” ‘Pack of crazy fools,’ he said. ‘Listening to the young folks, nothing’s good enough for them. Next thing you know, they’ll be wanting to go back to living in caves, nobody work any more, live hat way for a while. Used to be a saying about ‘Lottery in June, corn be heavy soon.’ First thing you know, we’d all be eating stewed chickweed and acorns. There’s always been a lottery,’ he added petulantly. “
A civilization or a society cannot continually be contented on allowing any tradition or norm to be practiced even if it is no longer suitable to the change of times. There must be constant study and thought as to how to make norms and traditions suitable to the changes in time and in the environment. Because, just like what village represented:
“Chips of wood, Mr. Summers had argued, had been all very well when the village was tiny, but now that the population was more than three hundred and likely to keep on growing, it was necessary to use something that would fit more easily into he black box.”
Yes, a long time of norm and tradition might be difficult to break. There are old dogs that cannot really be taught new tricks, so to speak. The sad part is that a man who does not see the light and need for change is tied to the stagnant life he knows. As it is illustrated:
“Seventy-seventh year I been in the lottery,” Old Man Warner said as he went through the crowd. “Seventy-seventh time.”
Finally and only when a tradition or a norm caught up specifically on a person as the subject of deterrence, then reason will bounce off. Amidst a helpless cry about seeking justice, seeking truth, seeking righteousness – the majority of the crowd who has not bothered to think about justice, truth and righteousness, continue to blindly practice that tradition. Regretfully, Mrs. Tessie Hutchinson symbolized the irony when:
“[she] was in the center of a cleared space by now, and she held her hands out desperately as the villagers moved in on her. “It isn’t fair,” she said. A stone hit her on the side of the head.”

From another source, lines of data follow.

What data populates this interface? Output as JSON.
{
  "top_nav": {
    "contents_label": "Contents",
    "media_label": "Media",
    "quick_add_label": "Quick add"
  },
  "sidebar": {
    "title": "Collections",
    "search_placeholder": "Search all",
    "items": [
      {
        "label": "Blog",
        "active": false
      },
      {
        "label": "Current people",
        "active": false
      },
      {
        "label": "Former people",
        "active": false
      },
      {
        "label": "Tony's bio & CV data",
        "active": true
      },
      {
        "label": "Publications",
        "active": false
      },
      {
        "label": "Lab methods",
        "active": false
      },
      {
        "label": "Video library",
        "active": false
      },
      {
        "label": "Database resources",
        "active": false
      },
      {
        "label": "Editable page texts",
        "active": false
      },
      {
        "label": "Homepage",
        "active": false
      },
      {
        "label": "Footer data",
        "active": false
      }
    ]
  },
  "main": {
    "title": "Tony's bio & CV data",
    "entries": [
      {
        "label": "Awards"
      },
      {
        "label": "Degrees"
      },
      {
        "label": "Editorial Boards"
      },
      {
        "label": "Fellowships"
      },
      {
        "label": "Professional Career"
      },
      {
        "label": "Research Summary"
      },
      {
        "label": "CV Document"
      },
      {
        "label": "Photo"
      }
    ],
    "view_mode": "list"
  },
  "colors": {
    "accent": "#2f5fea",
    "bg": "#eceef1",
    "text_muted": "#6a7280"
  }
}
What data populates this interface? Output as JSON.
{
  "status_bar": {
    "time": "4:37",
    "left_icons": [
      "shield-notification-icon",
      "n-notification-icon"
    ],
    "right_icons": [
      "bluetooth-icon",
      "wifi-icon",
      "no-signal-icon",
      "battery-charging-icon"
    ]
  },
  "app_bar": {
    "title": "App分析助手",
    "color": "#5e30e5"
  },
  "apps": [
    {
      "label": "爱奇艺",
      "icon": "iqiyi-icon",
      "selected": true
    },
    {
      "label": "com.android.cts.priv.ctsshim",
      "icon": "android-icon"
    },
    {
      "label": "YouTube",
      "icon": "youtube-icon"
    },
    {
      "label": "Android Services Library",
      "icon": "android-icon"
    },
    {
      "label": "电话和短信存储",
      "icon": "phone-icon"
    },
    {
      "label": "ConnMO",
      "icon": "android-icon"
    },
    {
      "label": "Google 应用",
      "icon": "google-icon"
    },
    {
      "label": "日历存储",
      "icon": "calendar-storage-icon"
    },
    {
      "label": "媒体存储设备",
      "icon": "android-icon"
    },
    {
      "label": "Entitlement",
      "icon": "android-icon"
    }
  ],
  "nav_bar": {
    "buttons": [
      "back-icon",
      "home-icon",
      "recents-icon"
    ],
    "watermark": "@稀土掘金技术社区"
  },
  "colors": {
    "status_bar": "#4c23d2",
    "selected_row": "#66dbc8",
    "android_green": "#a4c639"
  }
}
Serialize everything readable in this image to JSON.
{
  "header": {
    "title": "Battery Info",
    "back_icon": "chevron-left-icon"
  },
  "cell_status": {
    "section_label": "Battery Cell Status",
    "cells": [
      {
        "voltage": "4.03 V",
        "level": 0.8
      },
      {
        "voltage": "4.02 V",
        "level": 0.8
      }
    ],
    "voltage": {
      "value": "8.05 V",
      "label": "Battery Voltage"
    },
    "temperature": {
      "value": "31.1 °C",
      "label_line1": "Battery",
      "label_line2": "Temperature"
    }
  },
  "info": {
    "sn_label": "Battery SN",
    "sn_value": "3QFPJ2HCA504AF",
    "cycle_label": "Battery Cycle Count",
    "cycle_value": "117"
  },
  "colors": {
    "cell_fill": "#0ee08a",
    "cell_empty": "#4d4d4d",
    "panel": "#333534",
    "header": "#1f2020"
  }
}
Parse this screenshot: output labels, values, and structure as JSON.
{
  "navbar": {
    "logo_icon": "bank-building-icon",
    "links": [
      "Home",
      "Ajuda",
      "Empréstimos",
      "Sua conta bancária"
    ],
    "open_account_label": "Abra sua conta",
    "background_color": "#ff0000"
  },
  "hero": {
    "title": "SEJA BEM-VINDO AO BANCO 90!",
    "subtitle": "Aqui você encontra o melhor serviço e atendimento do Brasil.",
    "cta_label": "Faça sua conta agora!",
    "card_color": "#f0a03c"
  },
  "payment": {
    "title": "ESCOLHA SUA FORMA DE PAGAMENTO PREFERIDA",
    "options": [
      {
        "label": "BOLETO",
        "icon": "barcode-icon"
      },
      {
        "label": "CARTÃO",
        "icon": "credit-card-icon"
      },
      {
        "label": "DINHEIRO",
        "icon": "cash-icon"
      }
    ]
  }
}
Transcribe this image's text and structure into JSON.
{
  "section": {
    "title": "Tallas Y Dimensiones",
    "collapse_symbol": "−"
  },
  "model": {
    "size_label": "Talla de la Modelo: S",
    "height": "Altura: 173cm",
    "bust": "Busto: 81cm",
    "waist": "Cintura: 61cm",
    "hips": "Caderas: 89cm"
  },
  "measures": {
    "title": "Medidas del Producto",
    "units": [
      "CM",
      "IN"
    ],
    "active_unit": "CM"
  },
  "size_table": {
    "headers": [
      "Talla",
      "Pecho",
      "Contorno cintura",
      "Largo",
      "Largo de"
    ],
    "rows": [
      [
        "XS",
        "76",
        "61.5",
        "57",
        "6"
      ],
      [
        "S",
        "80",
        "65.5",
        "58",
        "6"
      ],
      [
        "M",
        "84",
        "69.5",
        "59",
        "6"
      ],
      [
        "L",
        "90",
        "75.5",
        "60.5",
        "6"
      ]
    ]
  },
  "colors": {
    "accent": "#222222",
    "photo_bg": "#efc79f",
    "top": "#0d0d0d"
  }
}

It is both pathetic and ironic that civilized people who seem to be organized about keeping schedules and ensuring dishes are washed – to be boxed into blind tradition. As some villagers insinuated about a need for change (in reference to other villages that have curtailed the traditional lottery), it simply earned a remark of “a pack of fools” with the insistence that “there is always a lottery”. The people in the village do not seem to be in want of progress – except for the one that finally gets the “marked, dotted slip”, and cries: “it isn’t fair, it isn’t right”.
Jackson, Shirley. “The Lottery”